For those that are weary of elections, 2019 will not be a good year. And for those that sell political advertising, 2019 should be a great year. Practically every state and parish public official will be up for re-election,
Starting from the top, voters will decide the next governor, lieutenant governor, secretary of state, attorney general, and treasurer. Additionally, commissioners of agriculture and insurance are elected.
The Board of Elementary and Secondary Education will be on the ballot. Add to this all state senator and state representative slots.
In Caddo/Bossier the state senators are Barrow Peacock, Ryan Gatti, Greg Taver, and John Milkovich. All of these are eligible for re-election.
In Caddo/Bossier the state representatives are Jim Morris, Sam Jenkins, Barbara Norton, Cedric Glover, Alan Seabaugh, Thomas Carmody, and Larry Bagley. Morris, Norton, and Carmody are termed-out and can not seek re-election.
All of these officials will take office on Jan. 13 2020. Their terms of office end on Jan. 8 2024.
In each parish the sheriff, clerk of court, assessor and coroner terms must be elected.
The sheriff and clerk of court terms are from July1 , 2020 until June 30, 2024. The tax assessor term is from Jan. 1, 2021 until December 31, 2024.
The coroner term is from Mar. 23, 2020 until Mar. 24, 2024.
The delays in taking office for these elected officials is to allow for audits of each office before
Commencement of the succeeding term.
Lastly, all police jurors (in Caddo, Commissioners) are up for re-election. Their term of office is from Jan. 13, 2020 until Jan. 8, 2024.
Of the 12 Caddo positions, three members are termed out. They are Doug Dominick, Matthew Linn and Jim Smith.
Todd Hopkins and Patrick Harrington are interested in running for Dominick’s seat. Names mentioned for Lynn’s seat include Pete John, John Paul Young, and Sumer Cooner. Parker Ward will run for Smith’s seat.
Qualifying for all these offices is Aug. 6-8. The primary election is Oct. 12. The general election is Nov. 16.
It will a busy busy year for state politics.

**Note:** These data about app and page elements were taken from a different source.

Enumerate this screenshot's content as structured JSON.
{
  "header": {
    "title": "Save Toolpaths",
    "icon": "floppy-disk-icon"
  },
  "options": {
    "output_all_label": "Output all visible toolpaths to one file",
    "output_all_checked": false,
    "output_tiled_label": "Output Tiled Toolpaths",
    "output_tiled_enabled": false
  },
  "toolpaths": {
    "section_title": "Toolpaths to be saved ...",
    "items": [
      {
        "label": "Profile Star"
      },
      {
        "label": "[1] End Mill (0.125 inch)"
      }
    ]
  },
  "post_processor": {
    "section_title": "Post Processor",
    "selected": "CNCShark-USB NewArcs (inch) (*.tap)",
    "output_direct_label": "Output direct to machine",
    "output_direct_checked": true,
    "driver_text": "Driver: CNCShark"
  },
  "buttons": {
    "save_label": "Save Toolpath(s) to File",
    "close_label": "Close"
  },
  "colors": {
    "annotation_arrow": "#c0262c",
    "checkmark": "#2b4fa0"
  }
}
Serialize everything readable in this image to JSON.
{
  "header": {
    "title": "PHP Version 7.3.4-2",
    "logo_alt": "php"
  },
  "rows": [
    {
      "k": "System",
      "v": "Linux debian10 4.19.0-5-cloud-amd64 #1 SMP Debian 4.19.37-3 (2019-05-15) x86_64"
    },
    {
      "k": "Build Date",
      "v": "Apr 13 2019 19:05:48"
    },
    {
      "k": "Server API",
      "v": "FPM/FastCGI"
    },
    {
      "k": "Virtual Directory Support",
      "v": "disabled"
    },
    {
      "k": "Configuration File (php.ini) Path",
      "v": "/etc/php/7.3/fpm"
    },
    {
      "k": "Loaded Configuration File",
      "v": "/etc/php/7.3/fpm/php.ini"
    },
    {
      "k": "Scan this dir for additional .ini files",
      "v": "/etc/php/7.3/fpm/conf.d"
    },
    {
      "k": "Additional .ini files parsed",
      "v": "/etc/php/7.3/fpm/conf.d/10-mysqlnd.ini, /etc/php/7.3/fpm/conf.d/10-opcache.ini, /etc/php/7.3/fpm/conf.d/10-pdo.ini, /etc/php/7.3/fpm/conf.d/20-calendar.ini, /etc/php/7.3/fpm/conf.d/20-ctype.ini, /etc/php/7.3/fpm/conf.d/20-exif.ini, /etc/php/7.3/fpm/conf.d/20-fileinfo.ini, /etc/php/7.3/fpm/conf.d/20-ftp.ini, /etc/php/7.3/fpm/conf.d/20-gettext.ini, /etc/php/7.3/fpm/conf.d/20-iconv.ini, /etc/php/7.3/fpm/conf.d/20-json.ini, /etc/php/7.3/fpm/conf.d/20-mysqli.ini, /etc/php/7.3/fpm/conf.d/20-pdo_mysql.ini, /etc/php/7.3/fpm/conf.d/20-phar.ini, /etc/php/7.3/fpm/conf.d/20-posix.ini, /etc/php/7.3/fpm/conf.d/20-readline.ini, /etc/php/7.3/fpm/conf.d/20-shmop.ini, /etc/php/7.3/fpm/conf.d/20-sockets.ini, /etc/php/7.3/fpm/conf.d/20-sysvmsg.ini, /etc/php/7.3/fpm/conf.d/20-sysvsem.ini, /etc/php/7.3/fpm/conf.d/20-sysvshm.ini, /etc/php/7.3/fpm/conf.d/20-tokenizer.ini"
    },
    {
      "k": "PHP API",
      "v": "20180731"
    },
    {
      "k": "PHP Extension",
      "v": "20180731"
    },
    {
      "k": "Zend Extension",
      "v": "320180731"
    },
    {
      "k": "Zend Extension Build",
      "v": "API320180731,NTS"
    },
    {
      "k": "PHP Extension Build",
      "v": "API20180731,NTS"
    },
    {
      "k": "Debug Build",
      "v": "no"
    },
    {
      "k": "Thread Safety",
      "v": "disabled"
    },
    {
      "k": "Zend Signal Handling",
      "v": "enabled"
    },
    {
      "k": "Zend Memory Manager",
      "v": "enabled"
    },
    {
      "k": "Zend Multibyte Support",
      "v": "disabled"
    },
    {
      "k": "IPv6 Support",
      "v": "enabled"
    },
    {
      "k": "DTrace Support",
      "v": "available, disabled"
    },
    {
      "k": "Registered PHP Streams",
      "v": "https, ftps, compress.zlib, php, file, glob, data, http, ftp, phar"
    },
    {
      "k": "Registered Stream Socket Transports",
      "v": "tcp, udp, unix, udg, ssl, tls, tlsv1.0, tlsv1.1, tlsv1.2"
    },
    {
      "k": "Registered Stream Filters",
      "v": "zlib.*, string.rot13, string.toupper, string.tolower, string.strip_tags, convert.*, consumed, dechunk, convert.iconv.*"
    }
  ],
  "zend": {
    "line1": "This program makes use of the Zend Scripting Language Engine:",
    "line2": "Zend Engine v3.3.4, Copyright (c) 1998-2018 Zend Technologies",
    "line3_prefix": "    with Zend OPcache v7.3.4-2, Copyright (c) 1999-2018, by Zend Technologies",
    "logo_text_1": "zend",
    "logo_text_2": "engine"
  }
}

So those that are suffering from election fatigue will get little rest. And those that just live for elections, it’s a bonanza year.

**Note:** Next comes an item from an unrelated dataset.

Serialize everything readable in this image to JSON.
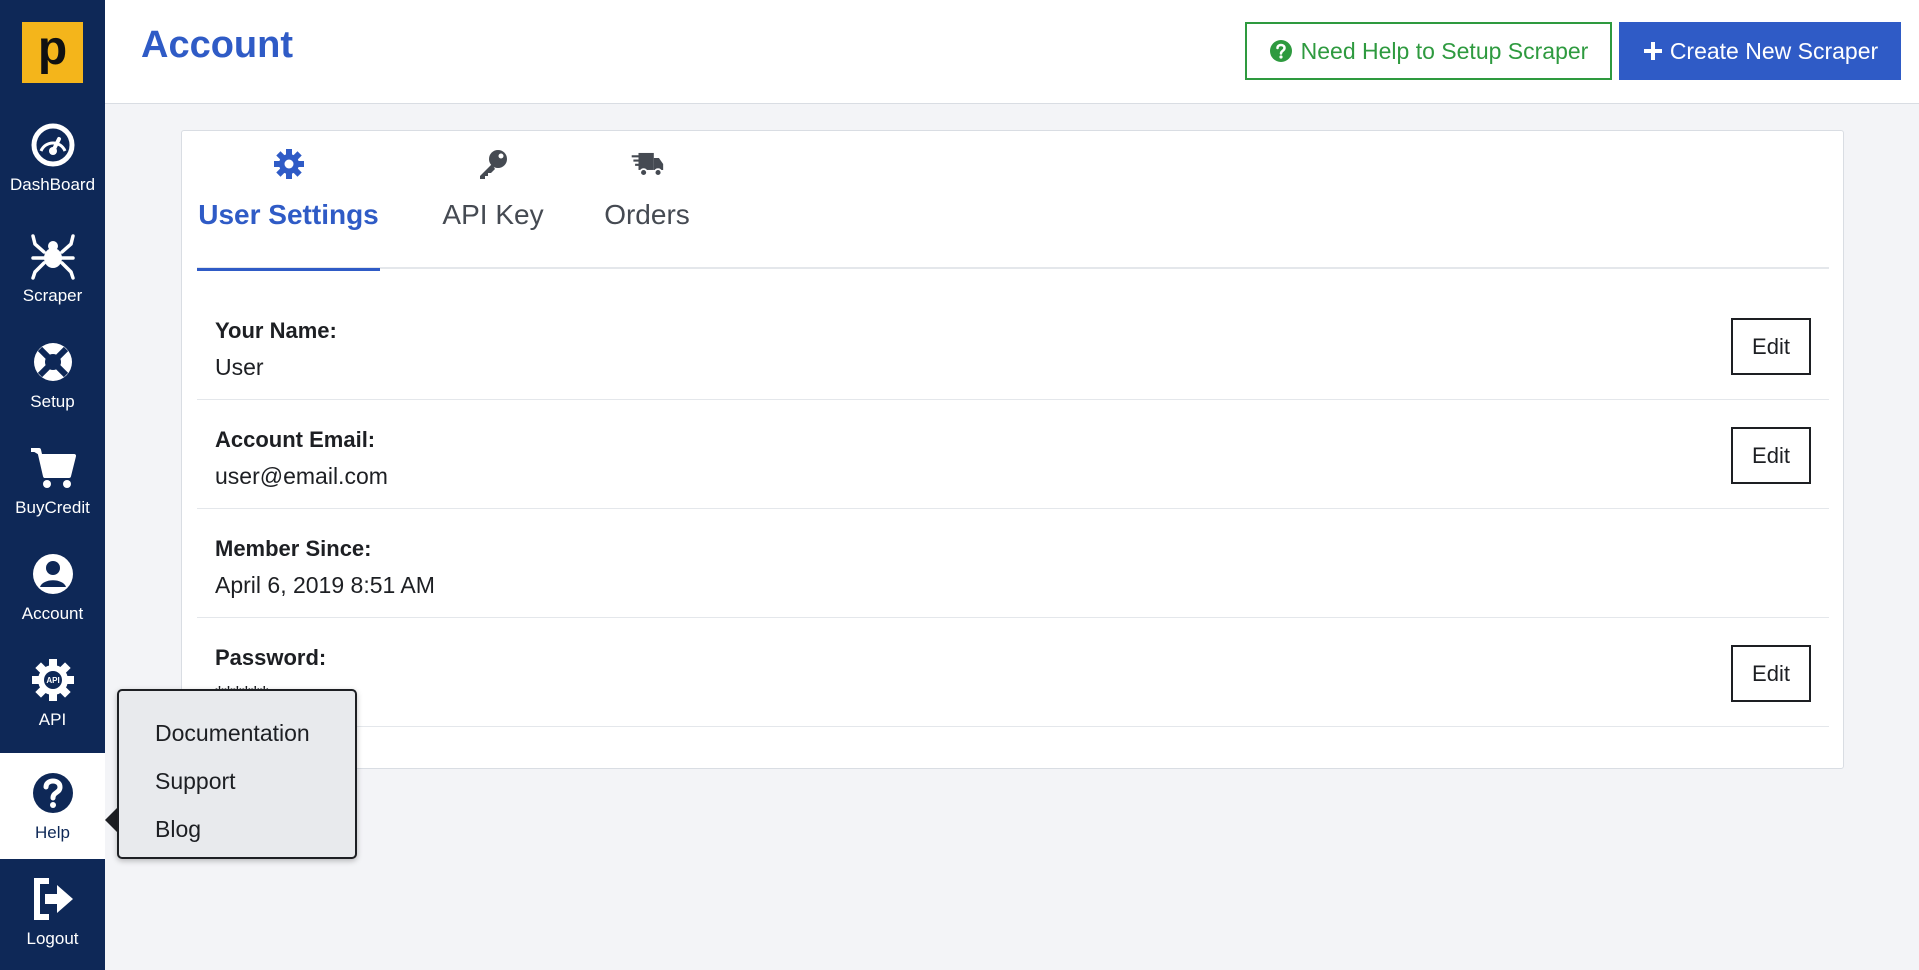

(This article was published in The Inquisitor on Friday, February 1, 2019)